─── Provided records ───
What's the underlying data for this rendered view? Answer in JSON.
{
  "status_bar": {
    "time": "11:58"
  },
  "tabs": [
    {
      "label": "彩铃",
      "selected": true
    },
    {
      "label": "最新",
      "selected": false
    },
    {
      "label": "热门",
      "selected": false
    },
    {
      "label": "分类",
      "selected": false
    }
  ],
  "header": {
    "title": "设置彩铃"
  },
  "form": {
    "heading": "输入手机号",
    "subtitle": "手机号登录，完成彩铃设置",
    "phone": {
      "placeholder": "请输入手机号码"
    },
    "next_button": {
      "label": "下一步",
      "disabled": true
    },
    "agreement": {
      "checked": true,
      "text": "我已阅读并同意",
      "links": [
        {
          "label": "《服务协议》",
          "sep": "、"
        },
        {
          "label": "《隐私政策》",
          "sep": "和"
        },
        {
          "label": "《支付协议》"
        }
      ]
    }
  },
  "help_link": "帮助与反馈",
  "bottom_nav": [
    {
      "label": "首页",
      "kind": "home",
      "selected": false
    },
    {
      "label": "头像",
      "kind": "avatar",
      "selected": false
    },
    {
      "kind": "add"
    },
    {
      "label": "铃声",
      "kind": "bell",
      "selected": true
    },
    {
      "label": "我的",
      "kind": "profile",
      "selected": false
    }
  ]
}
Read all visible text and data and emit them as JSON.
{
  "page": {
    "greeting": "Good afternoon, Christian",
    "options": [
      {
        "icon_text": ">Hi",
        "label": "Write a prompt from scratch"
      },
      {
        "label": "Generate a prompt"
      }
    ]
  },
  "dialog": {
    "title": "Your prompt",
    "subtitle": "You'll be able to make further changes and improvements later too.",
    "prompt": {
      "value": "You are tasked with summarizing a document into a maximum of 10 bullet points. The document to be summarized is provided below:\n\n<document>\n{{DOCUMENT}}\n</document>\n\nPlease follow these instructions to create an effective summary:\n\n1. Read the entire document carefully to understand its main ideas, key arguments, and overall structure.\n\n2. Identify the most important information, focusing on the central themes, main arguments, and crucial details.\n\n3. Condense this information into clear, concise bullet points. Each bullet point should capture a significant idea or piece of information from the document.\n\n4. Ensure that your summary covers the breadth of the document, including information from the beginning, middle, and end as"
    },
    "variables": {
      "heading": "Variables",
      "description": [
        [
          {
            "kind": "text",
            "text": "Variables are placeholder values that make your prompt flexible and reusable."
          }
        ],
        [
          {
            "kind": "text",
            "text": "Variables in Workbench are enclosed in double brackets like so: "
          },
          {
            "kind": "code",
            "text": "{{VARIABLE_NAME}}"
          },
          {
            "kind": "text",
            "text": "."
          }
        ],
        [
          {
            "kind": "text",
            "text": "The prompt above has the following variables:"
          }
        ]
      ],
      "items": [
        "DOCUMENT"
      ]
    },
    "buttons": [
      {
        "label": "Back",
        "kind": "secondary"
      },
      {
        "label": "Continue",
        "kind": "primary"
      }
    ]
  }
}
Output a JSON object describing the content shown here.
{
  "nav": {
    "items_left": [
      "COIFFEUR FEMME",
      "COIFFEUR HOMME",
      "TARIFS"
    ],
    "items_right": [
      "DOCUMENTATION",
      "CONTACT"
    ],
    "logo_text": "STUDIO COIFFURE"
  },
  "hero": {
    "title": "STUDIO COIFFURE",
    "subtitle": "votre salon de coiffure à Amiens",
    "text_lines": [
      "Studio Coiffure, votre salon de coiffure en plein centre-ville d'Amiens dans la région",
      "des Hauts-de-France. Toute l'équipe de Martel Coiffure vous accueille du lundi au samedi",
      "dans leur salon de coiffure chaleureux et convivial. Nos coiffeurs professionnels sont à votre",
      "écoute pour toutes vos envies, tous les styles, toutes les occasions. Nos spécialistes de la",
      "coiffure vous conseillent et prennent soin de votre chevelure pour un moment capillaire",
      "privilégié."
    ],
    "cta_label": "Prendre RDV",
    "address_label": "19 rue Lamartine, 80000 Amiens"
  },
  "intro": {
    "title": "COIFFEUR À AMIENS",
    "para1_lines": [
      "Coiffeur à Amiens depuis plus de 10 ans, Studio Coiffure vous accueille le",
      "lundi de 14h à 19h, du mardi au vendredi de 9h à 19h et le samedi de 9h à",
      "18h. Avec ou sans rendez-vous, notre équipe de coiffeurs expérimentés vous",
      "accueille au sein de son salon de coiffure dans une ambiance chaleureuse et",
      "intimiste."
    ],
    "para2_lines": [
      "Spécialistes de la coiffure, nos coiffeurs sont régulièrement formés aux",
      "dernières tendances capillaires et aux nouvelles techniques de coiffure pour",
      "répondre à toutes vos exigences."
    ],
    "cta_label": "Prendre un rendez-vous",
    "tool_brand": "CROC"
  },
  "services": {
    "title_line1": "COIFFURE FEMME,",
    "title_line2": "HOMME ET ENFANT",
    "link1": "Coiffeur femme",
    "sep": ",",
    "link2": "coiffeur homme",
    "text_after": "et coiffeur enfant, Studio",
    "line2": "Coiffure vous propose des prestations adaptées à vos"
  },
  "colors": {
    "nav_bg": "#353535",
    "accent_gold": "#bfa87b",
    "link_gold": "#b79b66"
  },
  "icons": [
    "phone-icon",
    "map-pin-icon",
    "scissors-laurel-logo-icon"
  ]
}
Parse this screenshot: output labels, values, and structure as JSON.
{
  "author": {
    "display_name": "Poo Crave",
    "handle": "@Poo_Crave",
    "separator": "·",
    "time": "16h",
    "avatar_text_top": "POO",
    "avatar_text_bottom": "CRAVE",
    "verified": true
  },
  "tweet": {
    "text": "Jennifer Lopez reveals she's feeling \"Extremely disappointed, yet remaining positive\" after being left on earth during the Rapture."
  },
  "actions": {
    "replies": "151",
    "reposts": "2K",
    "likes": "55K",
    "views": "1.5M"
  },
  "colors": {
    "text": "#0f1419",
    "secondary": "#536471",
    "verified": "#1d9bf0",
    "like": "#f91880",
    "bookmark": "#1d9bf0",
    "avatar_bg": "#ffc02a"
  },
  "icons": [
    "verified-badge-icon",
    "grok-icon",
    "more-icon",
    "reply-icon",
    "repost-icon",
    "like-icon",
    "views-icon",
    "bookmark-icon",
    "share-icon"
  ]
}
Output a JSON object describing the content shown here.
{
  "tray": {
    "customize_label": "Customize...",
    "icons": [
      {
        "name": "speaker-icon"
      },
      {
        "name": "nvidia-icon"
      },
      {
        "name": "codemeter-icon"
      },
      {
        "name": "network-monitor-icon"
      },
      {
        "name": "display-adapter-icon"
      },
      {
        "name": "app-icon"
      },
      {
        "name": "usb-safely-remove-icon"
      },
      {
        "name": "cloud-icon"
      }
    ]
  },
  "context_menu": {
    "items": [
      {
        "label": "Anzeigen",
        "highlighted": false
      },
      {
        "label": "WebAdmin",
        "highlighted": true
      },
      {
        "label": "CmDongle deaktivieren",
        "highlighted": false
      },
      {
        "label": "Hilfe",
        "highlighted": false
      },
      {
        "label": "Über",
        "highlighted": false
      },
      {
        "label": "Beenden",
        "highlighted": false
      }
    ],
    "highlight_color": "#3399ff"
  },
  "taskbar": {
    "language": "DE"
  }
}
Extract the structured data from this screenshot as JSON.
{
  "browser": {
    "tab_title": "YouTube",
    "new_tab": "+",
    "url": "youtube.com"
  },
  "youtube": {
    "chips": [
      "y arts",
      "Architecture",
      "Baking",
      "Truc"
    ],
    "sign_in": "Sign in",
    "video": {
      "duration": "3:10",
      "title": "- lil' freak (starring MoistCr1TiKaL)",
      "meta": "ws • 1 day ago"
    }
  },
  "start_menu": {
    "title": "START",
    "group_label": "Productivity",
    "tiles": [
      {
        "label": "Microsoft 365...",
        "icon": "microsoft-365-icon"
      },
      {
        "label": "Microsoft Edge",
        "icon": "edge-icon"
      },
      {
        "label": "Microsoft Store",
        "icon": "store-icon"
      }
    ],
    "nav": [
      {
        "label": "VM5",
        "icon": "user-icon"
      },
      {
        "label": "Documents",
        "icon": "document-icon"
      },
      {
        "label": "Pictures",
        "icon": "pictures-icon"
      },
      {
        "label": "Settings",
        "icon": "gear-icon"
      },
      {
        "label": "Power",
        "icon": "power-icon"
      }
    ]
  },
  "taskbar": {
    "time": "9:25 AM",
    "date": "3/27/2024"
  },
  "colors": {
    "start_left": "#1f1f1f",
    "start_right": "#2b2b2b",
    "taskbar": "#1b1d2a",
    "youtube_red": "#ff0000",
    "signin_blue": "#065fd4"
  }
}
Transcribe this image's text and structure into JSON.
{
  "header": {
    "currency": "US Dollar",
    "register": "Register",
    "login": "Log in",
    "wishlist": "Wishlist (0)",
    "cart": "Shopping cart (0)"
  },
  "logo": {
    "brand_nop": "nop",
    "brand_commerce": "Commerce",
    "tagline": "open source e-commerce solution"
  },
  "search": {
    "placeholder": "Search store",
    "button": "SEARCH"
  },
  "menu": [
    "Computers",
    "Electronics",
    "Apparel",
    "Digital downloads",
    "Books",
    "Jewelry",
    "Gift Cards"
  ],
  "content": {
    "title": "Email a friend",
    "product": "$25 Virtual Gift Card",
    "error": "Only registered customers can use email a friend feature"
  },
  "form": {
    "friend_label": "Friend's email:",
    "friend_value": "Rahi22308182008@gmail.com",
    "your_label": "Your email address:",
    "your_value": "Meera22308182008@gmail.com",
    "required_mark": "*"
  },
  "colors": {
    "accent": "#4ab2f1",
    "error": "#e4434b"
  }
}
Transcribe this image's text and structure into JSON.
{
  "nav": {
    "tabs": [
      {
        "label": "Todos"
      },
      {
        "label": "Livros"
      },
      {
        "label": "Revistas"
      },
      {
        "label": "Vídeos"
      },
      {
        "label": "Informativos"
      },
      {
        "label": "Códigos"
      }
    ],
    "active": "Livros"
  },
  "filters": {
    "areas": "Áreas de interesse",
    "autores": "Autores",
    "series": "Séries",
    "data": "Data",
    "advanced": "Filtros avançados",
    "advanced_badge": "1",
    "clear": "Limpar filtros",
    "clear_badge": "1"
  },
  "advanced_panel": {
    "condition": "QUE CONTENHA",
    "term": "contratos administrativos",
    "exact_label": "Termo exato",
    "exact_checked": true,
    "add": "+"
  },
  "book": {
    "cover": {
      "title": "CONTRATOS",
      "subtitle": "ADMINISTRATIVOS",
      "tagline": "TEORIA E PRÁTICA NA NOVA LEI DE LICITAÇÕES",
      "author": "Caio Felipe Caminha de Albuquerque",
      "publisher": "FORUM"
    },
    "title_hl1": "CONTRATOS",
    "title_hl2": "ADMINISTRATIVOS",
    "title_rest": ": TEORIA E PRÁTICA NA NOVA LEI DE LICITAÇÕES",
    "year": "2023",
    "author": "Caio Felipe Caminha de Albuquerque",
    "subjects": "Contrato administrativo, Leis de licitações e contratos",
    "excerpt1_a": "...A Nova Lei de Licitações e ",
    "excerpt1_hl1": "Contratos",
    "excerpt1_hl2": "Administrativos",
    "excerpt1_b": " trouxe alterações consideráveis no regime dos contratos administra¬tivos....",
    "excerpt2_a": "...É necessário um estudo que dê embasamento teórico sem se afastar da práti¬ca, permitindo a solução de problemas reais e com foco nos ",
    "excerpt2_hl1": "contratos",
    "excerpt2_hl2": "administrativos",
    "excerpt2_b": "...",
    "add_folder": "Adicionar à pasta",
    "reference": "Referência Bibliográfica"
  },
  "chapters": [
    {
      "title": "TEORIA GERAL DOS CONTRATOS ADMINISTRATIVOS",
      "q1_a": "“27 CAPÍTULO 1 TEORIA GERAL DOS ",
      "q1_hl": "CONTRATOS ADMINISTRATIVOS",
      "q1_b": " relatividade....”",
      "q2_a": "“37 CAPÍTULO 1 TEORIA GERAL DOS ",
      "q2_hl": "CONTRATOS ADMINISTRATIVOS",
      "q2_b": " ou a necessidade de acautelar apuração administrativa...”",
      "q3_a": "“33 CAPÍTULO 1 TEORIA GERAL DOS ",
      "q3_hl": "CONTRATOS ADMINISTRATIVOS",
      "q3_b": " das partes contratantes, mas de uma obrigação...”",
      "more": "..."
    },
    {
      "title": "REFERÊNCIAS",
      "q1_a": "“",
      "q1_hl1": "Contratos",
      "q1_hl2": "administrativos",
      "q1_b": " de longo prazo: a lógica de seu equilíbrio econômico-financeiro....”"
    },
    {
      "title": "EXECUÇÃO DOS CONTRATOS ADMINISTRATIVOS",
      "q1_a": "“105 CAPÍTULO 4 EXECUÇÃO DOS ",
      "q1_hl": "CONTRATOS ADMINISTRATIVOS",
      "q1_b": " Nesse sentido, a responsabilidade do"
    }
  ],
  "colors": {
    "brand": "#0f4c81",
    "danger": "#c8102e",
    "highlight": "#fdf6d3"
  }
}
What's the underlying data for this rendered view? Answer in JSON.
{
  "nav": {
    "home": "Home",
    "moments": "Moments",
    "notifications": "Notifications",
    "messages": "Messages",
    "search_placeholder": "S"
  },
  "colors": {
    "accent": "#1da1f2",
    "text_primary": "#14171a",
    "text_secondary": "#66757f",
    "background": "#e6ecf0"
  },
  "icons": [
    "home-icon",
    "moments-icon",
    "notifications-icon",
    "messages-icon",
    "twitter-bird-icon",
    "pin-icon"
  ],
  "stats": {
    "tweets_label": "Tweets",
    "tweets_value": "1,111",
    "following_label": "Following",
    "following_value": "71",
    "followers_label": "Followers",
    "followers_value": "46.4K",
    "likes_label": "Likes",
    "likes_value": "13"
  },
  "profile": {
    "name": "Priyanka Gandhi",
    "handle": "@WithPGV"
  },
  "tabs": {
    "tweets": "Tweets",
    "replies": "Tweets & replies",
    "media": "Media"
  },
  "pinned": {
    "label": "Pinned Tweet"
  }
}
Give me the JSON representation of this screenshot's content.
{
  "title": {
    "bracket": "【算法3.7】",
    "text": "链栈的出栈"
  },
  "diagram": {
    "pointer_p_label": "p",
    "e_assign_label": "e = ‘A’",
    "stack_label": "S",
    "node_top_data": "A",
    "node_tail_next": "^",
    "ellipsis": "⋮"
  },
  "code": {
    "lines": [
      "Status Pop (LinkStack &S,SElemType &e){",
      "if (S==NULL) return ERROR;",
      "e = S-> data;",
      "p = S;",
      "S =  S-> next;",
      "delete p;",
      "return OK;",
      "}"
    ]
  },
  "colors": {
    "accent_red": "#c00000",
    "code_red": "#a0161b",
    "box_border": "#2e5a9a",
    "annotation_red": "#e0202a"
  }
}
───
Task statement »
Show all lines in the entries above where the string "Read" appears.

Answer space »
Read all visible text and data and emit them as JSON.
      "value": "You are tasked with summarizing a document into a maximum of 10 bullet points. The document to be summarized is provided below:\n\n<document>\n{{DOCUMENT}}\n</document>\n\nPlease follow these instructions to create an effective summary:\n\n1. Read the entire document carefully to understand its main ideas, key arguments, and overall structure.\n\n2. Identify the most important information, focusing on the central themes, main arguments, and crucial details.\n\n3. Condense this information into clear, concise bullet points. Each bullet point should capture a significant idea or piece of information from the document.\n\n4. Ensure that your summary covers the breadth of the document, including information from the beginning, middle, and end as"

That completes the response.